Although arising from a contractual dispute between the parties – regarding the respondent’s termination of its security services agreement with the appellant – this appeal’s focus was whether certain evidence admitted by the respondent could form part of the record. The documentary exhibits in question were not endorsed in accordance with the Civil Procedure Code.
Distinguishing this case from precedents wherein the court had permitted the inclusion of defectively endorsed documents, it was held that the purported exhibits fatally lacked essential information. This included the absence of the number and title of the suit, the name of the persons who produced them, the date on which they were produced and a statement showing they had been admitted. The court found that permitting such extensive exclusions would create too great a risk of evidentiary tampering.
The exclusion of the documents form the record of appeal rendered it incompetent under the Tanzania Court of Appeal Rules, meaning the appeal had to be struck out.
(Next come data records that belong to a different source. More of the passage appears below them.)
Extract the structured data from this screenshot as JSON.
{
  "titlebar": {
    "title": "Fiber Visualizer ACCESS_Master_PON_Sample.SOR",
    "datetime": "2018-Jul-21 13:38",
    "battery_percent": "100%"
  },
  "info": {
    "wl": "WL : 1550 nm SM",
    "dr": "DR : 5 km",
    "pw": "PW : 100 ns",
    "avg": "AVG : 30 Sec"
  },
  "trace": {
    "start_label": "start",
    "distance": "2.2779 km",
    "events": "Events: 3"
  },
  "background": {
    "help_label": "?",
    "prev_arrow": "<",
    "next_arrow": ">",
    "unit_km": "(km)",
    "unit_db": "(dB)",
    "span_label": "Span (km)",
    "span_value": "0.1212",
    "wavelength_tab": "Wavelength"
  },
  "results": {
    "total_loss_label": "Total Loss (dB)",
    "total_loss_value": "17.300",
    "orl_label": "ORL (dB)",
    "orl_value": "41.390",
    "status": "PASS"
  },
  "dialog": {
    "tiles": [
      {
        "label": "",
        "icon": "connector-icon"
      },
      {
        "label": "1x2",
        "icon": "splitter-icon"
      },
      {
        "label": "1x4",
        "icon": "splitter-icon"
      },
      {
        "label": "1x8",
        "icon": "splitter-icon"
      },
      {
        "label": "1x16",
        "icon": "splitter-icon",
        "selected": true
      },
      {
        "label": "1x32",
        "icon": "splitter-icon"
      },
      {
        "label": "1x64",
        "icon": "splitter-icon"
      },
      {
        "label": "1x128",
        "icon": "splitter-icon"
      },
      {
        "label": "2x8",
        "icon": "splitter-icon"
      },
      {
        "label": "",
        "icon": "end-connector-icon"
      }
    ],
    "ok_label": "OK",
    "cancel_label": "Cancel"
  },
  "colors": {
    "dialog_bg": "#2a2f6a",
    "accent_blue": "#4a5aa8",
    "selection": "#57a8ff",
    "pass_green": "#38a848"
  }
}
No order of costs was made as the issue was raised by the court suo moto (of its own motion, without the request of the parties).
The respondent raised preliminary points against the application on the grounds that a valid and appropriate affidavit did not support the application according to the Civil Procedure Code, Cap 33 of the Revised Edition 2002 order XLIII rule 1. Further, that the application was incompetent for being omnibus.
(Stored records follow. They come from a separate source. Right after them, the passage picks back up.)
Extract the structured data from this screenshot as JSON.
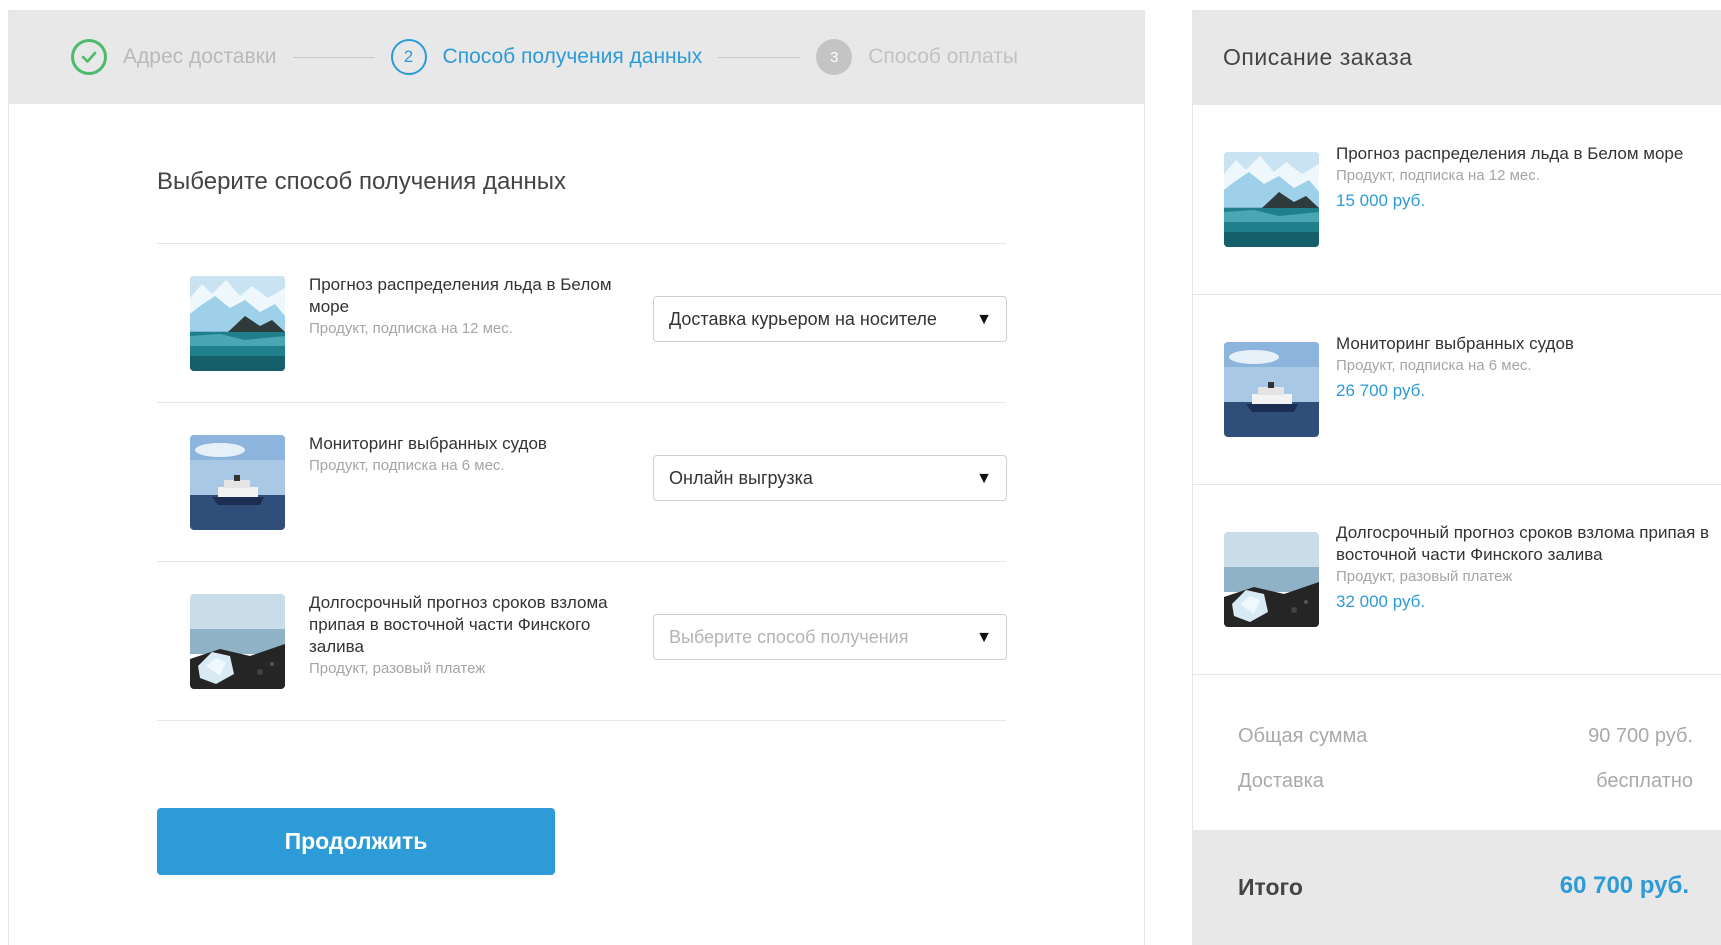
{
  "stepper": {
    "steps": [
      {
        "label": "Адрес доставки",
        "state": "done"
      },
      {
        "label": "Способ получения данных",
        "number": "2",
        "state": "active"
      },
      {
        "label": "Способ оплаты",
        "number": "3",
        "state": "pending"
      }
    ]
  },
  "main": {
    "title": "Выберите способ получения данных",
    "products": [
      {
        "name": "Прогноз распределения льда в Белом море",
        "meta": "Продукт, подписка на 12 мес.",
        "delivery": "Доставка курьером на носителе",
        "image": "glacier-icon"
      },
      {
        "name": "Мониторинг выбранных судов",
        "meta": "Продукт, подписка на 6 мес.",
        "delivery": "Онлайн выгрузка",
        "image": "ship-icon"
      },
      {
        "name": "Долгосрочный прогноз сроков взлома припая в восточной части Финского залива",
        "meta": "Продукт, разовый платеж",
        "delivery": "",
        "placeholder": "Выберите способ получения",
        "image": "ice-shore-icon"
      }
    ],
    "continue_label": "Продолжить"
  },
  "summary": {
    "title": "Описание заказа",
    "items": [
      {
        "name": "Прогноз распределения льда в Белом море",
        "meta": "Продукт, подписка на 12 мес.",
        "price": "15 000 руб."
      },
      {
        "name": "Мониторинг выбранных судов",
        "meta": "Продукт, подписка на 6 мес.",
        "price": "26 700 руб."
      },
      {
        "name": "Долгосрочный прогноз сроков взлома припая в восточной части Финского залива",
        "meta": "Продукт, разовый платеж",
        "price": "32 000 руб."
      }
    ],
    "subtotal_label": "Общая сумма",
    "subtotal_value": "90 700 руб.",
    "delivery_label": "Доставка",
    "delivery_value": "бесплатно",
    "total_label": "Итого",
    "total_value": "60 700 руб."
  },
  "colors": {
    "accent": "#2c9bd8",
    "success": "#4cbb6c",
    "header_bg": "#e8e8e8"
  }
}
The court considered whether wrongfully mentioning a person in the chamber of summons which has been sworn by another in support of the application is a fatal ailment. Further, whether the application is omnibus because it contained two applications, namely, for extension of time, if successful a stay of execution.
The court held that wrongfully mentioning a person in the chamber of summons in support of an application is trivial to warrant striking out the whole application. Further taking the course will be conforming to the spirit of the Constitution art 107A (2) (e). The court also held that the vision of the judiciary is to administer justice effectively. Therefore, it would not be inappropriate for courts of law to encourage a multiplicity of proceedings. More so, an application comprising of two or more applications which are interrelated is allowable at law.
The court found that striking out the application will amount to wasting of resources because the applicant would possibly come back later with the replacement of names in the application.
The court accordingly allowed the applicant to substitute the names in the chamber summons, rectify the names by hand with an initial beside the handwriting alteration.